• [WORK ORDER]: Your answer is to be every line of the material that includes the string "model".

• [GIVEN DATA]:
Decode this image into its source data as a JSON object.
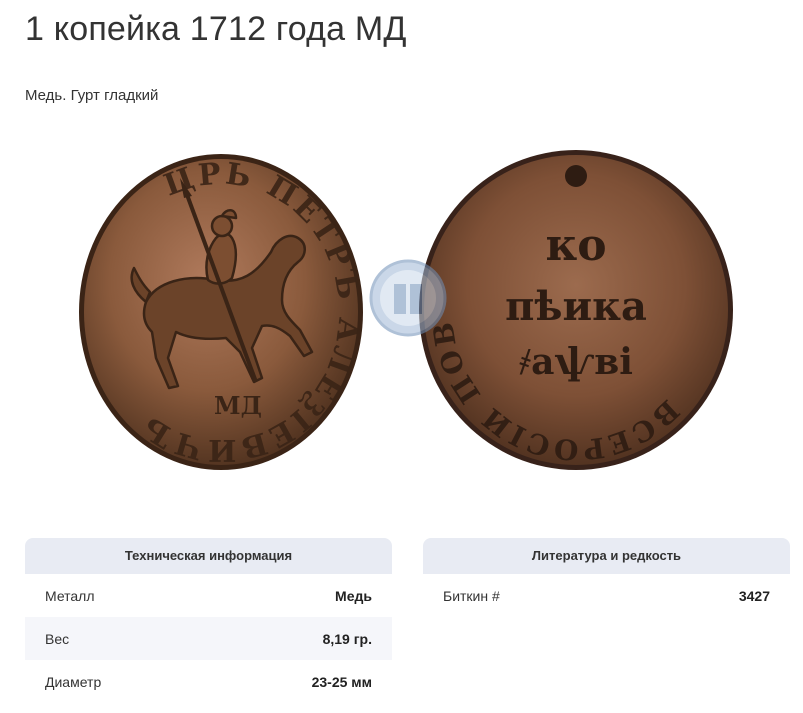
{
  "page": {
    "title": "1 копейка 1712 года МД",
    "subtitle": "Медь. Гурт гладкий"
  },
  "coins": {
    "obverse": {
      "legend": "ЦРЬ ПЕТРЪ АЛЕѮІЕВИЧЪ",
      "mint_mark": "МД"
    },
    "reverse": {
      "top": "ко",
      "middle": "пѣика",
      "bottom": "҂аѱві",
      "legend": "ВСЕРОСІИ ПОВЕЛИТЕЛЬ"
    }
  },
  "technical": {
    "header": "Техническая информация",
    "rows": [
      {
        "label": "Металл",
        "value": "Медь"
      },
      {
        "label": "Вес",
        "value": "8,19 гр."
      },
      {
        "label": "Диаметр",
        "value": "23-25 мм"
      }
    ]
  },
  "literature": {
    "header": "Литература и редкость",
    "rows": [
      {
        "label": "Биткин #",
        "value": "3427"
      }
    ]
  },
  "colors": {
    "copper_dark": "#4a2e1c",
    "copper_mid": "#8a5a3c",
    "copper_light": "#b9866a",
    "card_header_bg": "#e8ebf3",
    "row_alt_bg": "#f5f6fa"
  }
}
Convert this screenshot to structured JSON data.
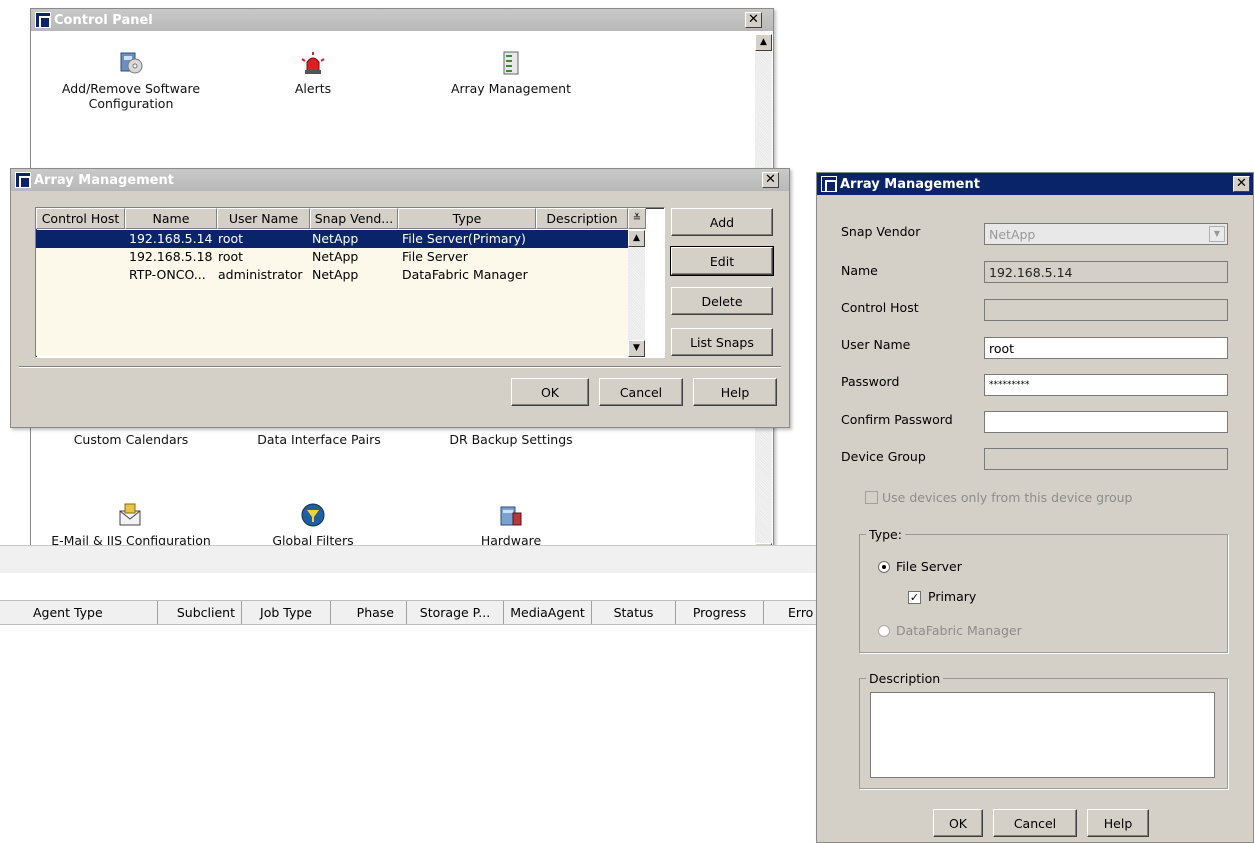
{
  "control_panel": {
    "title": "Control Panel",
    "icons_row1": [
      {
        "label_line1": "Add/Remove Software",
        "label_line2": "Configuration",
        "icon": "software-install-icon"
      },
      {
        "label_line1": "Alerts",
        "label_line2": "",
        "icon": "alarm-siren-icon"
      },
      {
        "label_line1": "Array Management",
        "label_line2": "",
        "icon": "storage-array-icon"
      }
    ],
    "icons_row2": [
      {
        "label": "Custom Calendars"
      },
      {
        "label": "Data Interface Pairs"
      },
      {
        "label": "DR Backup Settings"
      }
    ],
    "icons_row3": [
      {
        "label": "E-Mail & IIS Configuration",
        "icon": "email-config-icon"
      },
      {
        "label": "Global Filters",
        "icon": "filter-icon"
      },
      {
        "label": "Hardware Maintenance",
        "icon": "hardware-maintenance-icon"
      }
    ]
  },
  "array_list_window": {
    "title": "Array Management",
    "columns": [
      "Control Host",
      "Name",
      "User Name",
      "Snap Vend...",
      "Type",
      "Description"
    ],
    "rows": [
      {
        "control_host": "",
        "name": "192.168.5.14",
        "user": "root",
        "vendor": "NetApp",
        "type": "File Server(Primary)",
        "description": "",
        "selected": true
      },
      {
        "control_host": "",
        "name": "192.168.5.18",
        "user": "root",
        "vendor": "NetApp",
        "type": "File Server",
        "description": "",
        "selected": false
      },
      {
        "control_host": "",
        "name": "RTP-ONCO...",
        "user": "administrator",
        "vendor": "NetApp",
        "type": "DataFabric Manager",
        "description": "",
        "selected": false
      }
    ],
    "side_buttons": [
      "Add",
      "Edit",
      "Delete",
      "List Snaps"
    ],
    "bottom_buttons": [
      "OK",
      "Cancel",
      "Help"
    ]
  },
  "job_controller": {
    "columns": [
      "Agent Type",
      "Subclient",
      "Job Type",
      "Phase",
      "Storage P...",
      "MediaAgent",
      "Status",
      "Progress",
      "Erro"
    ]
  },
  "array_detail_dialog": {
    "title": "Array Management",
    "fields": {
      "snap_vendor_label": "Snap Vendor",
      "snap_vendor_value": "NetApp",
      "name_label": "Name",
      "name_value": "192.168.5.14",
      "control_host_label": "Control Host",
      "control_host_value": "",
      "user_name_label": "User Name",
      "user_name_value": "root",
      "password_label": "Password",
      "password_value": "*********",
      "confirm_password_label": "Confirm Password",
      "confirm_password_value": "",
      "device_group_label": "Device Group",
      "device_group_value": ""
    },
    "use_devices_checkbox": {
      "label": "Use devices only from this device group",
      "checked": false,
      "enabled": false
    },
    "type_group": {
      "title": "Type:",
      "file_server_label": "File Server",
      "file_server_selected": true,
      "primary_label": "Primary",
      "primary_checked": true,
      "datafabric_label": "DataFabric Manager",
      "datafabric_selected": false
    },
    "description_group": {
      "title": "Description",
      "value": ""
    },
    "buttons": [
      "OK",
      "Cancel",
      "Help"
    ]
  }
}
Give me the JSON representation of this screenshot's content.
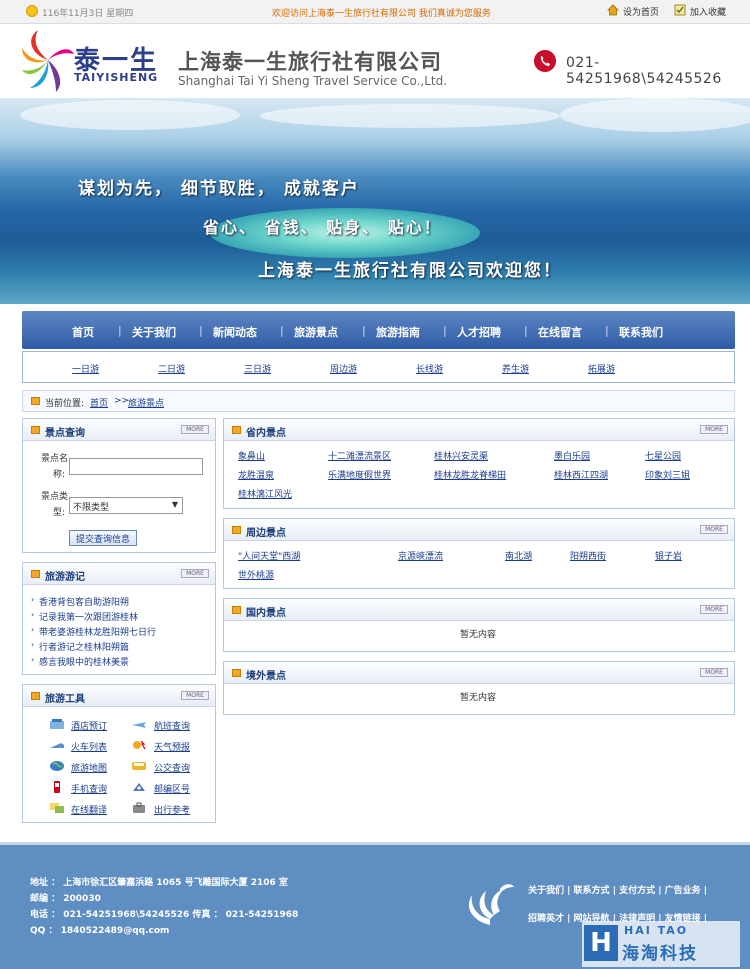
{
  "topbar": {
    "date": "116年11月3日 星期四",
    "welcome": "欢迎访问上海泰一生旅行社有限公司  我们真诚为您服务",
    "set_home": "设为首页",
    "bookmark": "加入收藏"
  },
  "header": {
    "brand_cn": "泰一生",
    "brand_en": "TAIYISHENG",
    "company_cn": "上海泰一生旅行社有限公司",
    "company_en": "Shanghai Tai Yi Sheng Travel Service Co.,Ltd.",
    "phone": "021-54251968\\54245526"
  },
  "banner": {
    "slogan1": "谋划为先，  细节取胜，  成就客户",
    "slogan2": "省心、  省钱、  贴身、  贴心！",
    "slogan3": "上海泰一生旅行社有限公司欢迎您！"
  },
  "nav": [
    "首页",
    "关于我们",
    "新闻动态",
    "旅游景点",
    "旅游指南",
    "人才招聘",
    "在线留言",
    "联系我们"
  ],
  "subnav": [
    "一日游",
    "二日游",
    "三日游",
    "周边游",
    "长线游",
    "养生游",
    "拓展游"
  ],
  "breadcrumb": {
    "prefix": "当前位置:",
    "home": "首页",
    "sep": ">>",
    "current": "旅游景点"
  },
  "search": {
    "title": "景点查询",
    "name_label_1": "景点名",
    "name_label_2": "称:",
    "type_label_1": "景点类",
    "type_label_2": "型:",
    "type_value": "不限类型",
    "submit": "提交查询信息"
  },
  "notes": {
    "title": "旅游游记",
    "items": [
      "香港背包客自助游阳朔",
      "记录我第一次跟团游桂林",
      "带老婆游桂林龙胜阳朔七日行",
      "行者游记之桂林阳朔篇",
      "感言我眼中的桂林美景"
    ]
  },
  "tools": {
    "title": "旅游工具",
    "items": [
      "酒店预订",
      "航班查询",
      "火车列表",
      "天气预报",
      "旅游地图",
      "公交查询",
      "手机查询",
      "邮编区号",
      "在线翻译",
      "出行参考"
    ]
  },
  "province": {
    "title": "省内景点",
    "items": [
      "象鼻山",
      "十二滩漂流景区",
      "桂林兴安灵渠",
      "墨白乐园",
      "七星公园",
      "龙胜温泉",
      "乐满地度假世界",
      "桂林龙胜龙脊梯田",
      "桂林西江四湖",
      "印象刘三姐",
      "桂林漓江风光"
    ]
  },
  "nearby": {
    "title": "周边景点",
    "items": [
      "\"人间天堂\"西湖",
      "京源峡漂流",
      "南北湖",
      "阳朔西街",
      "银子岩",
      "世外桃源"
    ]
  },
  "domestic": {
    "title": "国内景点",
    "empty": "暂无内容"
  },
  "abroad": {
    "title": "境外景点",
    "empty": "暂无内容"
  },
  "more_label": "MORE",
  "footer": {
    "address": "地址 ： 上海市徐汇区肇嘉浜路 1065 号飞雕国际大厦 2106 室",
    "zip": "邮编 ： 200030",
    "tel": "电话 ： 021-54251968\\54245526 传真 ： 021-54251968",
    "qq": "QQ ：  1840522489@qq.com",
    "links1": "关于我们 | 联系方式 | 支付方式 | 广告业务 |",
    "links2": "招聘英才 | 网站导航 | 法律声明 | 友情链接 |"
  },
  "watermark": {
    "top": "HAI TAO",
    "cn": "海淘科技",
    "letter": "H"
  },
  "colors": {
    "nav": "#2f5ca6",
    "footer": "#5f8ec3",
    "accent": "#f2a72a"
  }
}
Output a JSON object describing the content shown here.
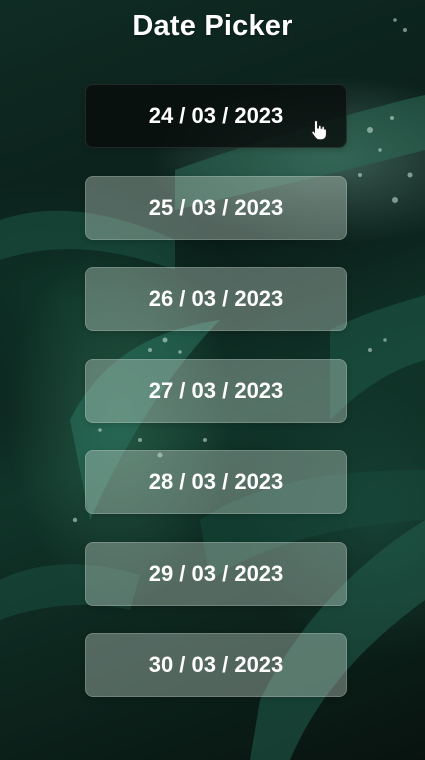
{
  "app": {
    "title": "Date Picker"
  },
  "dates": [
    {
      "label": "24 / 03 / 2023",
      "active": true
    },
    {
      "label": "25 / 03 / 2023",
      "active": false
    },
    {
      "label": "26 / 03 / 2023",
      "active": false
    },
    {
      "label": "27 / 03 / 2023",
      "active": false
    },
    {
      "label": "28 / 03 / 2023",
      "active": false
    },
    {
      "label": "29 / 03 / 2023",
      "active": false
    },
    {
      "label": "30 / 03 / 2023",
      "active": false
    }
  ],
  "icons": {
    "pointer": "hand-pointer-icon"
  },
  "colors": {
    "text": "#ffffff",
    "active_button": "#0b0f0d",
    "background": "#0b1713"
  }
}
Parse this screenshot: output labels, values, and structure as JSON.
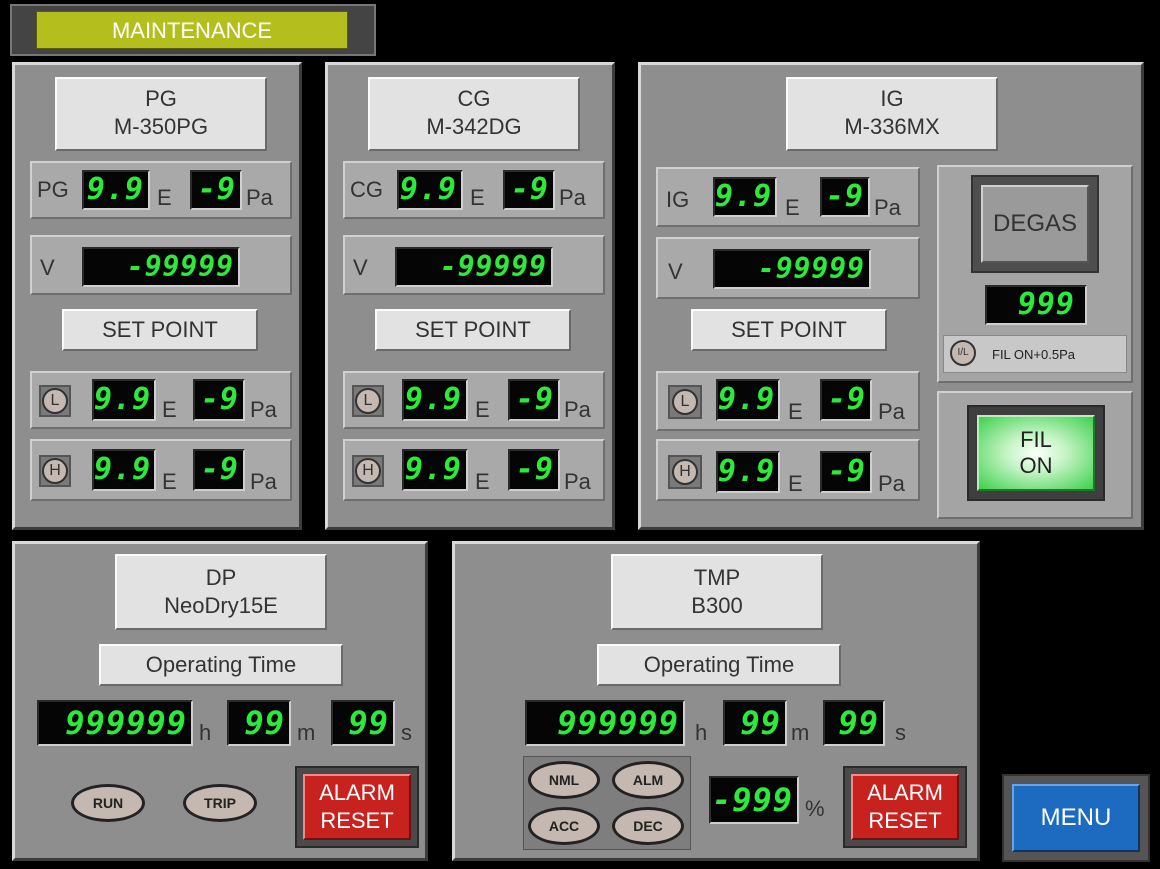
{
  "header": {
    "title": "MAINTENANCE"
  },
  "pg": {
    "title": "PG",
    "model": "M-350PG",
    "gauge_label": "PG",
    "mantissa": "9.9",
    "exp_sep": "E",
    "exponent": "-9",
    "unit": "Pa",
    "v_label": "V",
    "v_value": "-99999",
    "setpoint_label": "SET POINT",
    "low": {
      "badge": "L",
      "mantissa": "9.9",
      "exp_sep": "E",
      "exponent": "-9",
      "unit": "Pa"
    },
    "high": {
      "badge": "H",
      "mantissa": "9.9",
      "exp_sep": "E",
      "exponent": "-9",
      "unit": "Pa"
    }
  },
  "cg": {
    "title": "CG",
    "model": "M-342DG",
    "gauge_label": "CG",
    "mantissa": "9.9",
    "exp_sep": "E",
    "exponent": "-9",
    "unit": "Pa",
    "v_label": "V",
    "v_value": "-99999",
    "setpoint_label": "SET POINT",
    "low": {
      "badge": "L",
      "mantissa": "9.9",
      "exp_sep": "E",
      "exponent": "-9",
      "unit": "Pa"
    },
    "high": {
      "badge": "H",
      "mantissa": "9.9",
      "exp_sep": "E",
      "exponent": "-9",
      "unit": "Pa"
    }
  },
  "ig": {
    "title": "IG",
    "model": "M-336MX",
    "gauge_label": "IG",
    "mantissa": "9.9",
    "exp_sep": "E",
    "exponent": "-9",
    "unit": "Pa",
    "v_label": "V",
    "v_value": "-99999",
    "setpoint_label": "SET POINT",
    "low": {
      "badge": "L",
      "mantissa": "9.9",
      "exp_sep": "E",
      "exponent": "-9",
      "unit": "Pa"
    },
    "high": {
      "badge": "H",
      "mantissa": "9.9",
      "exp_sep": "E",
      "exponent": "-9",
      "unit": "Pa"
    },
    "degas_label": "DEGAS",
    "degas_value": "999",
    "interlock_badge": "I/L",
    "interlock_text": "FIL ON+0.5Pa",
    "fil_line1": "FIL",
    "fil_line2": "ON"
  },
  "dp": {
    "title": "DP",
    "model": "NeoDry15E",
    "op_time_label": "Operating Time",
    "hours": "999999",
    "h_unit": "h",
    "minutes": "99",
    "m_unit": "m",
    "seconds": "99",
    "s_unit": "s",
    "run_label": "RUN",
    "trip_label": "TRIP",
    "alarm_line1": "ALARM",
    "alarm_line2": "RESET"
  },
  "tmp": {
    "title": "TMP",
    "model": "B300",
    "op_time_label": "Operating Time",
    "hours": "999999",
    "h_unit": "h",
    "minutes": "99",
    "m_unit": "m",
    "seconds": "99",
    "s_unit": "s",
    "nml_label": "NML",
    "alm_label": "ALM",
    "acc_label": "ACC",
    "dec_label": "DEC",
    "percent_value": "-999",
    "percent_unit": "%",
    "alarm_line1": "ALARM",
    "alarm_line2": "RESET"
  },
  "menu": {
    "label": "MENU"
  },
  "colors": {
    "segment": "#2bea3a",
    "alarm": "#c8221f",
    "menu": "#1c6bc0",
    "fil_on": "#3ed04e",
    "header_bg": "#b4bf1e"
  }
}
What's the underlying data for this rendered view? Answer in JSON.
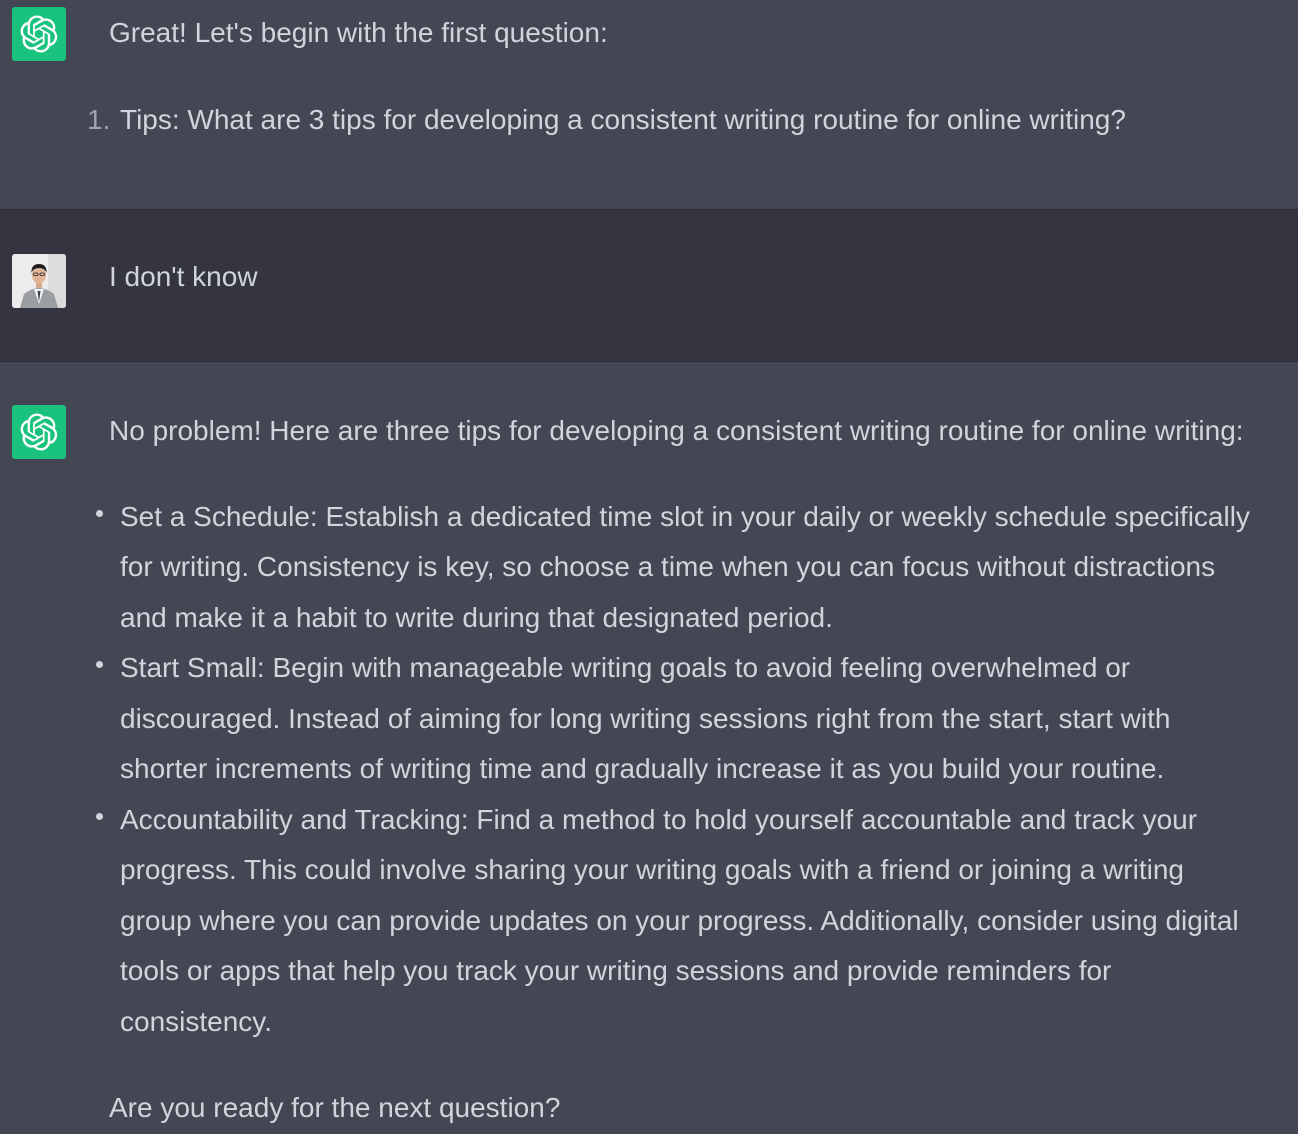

• [EXPECTED ANSWER]:
    "model": "M-350PG",
    "model": "M-342DG",
    "model": "M-336MX",
    "model": "NeoDry15E",
    "model": "B300",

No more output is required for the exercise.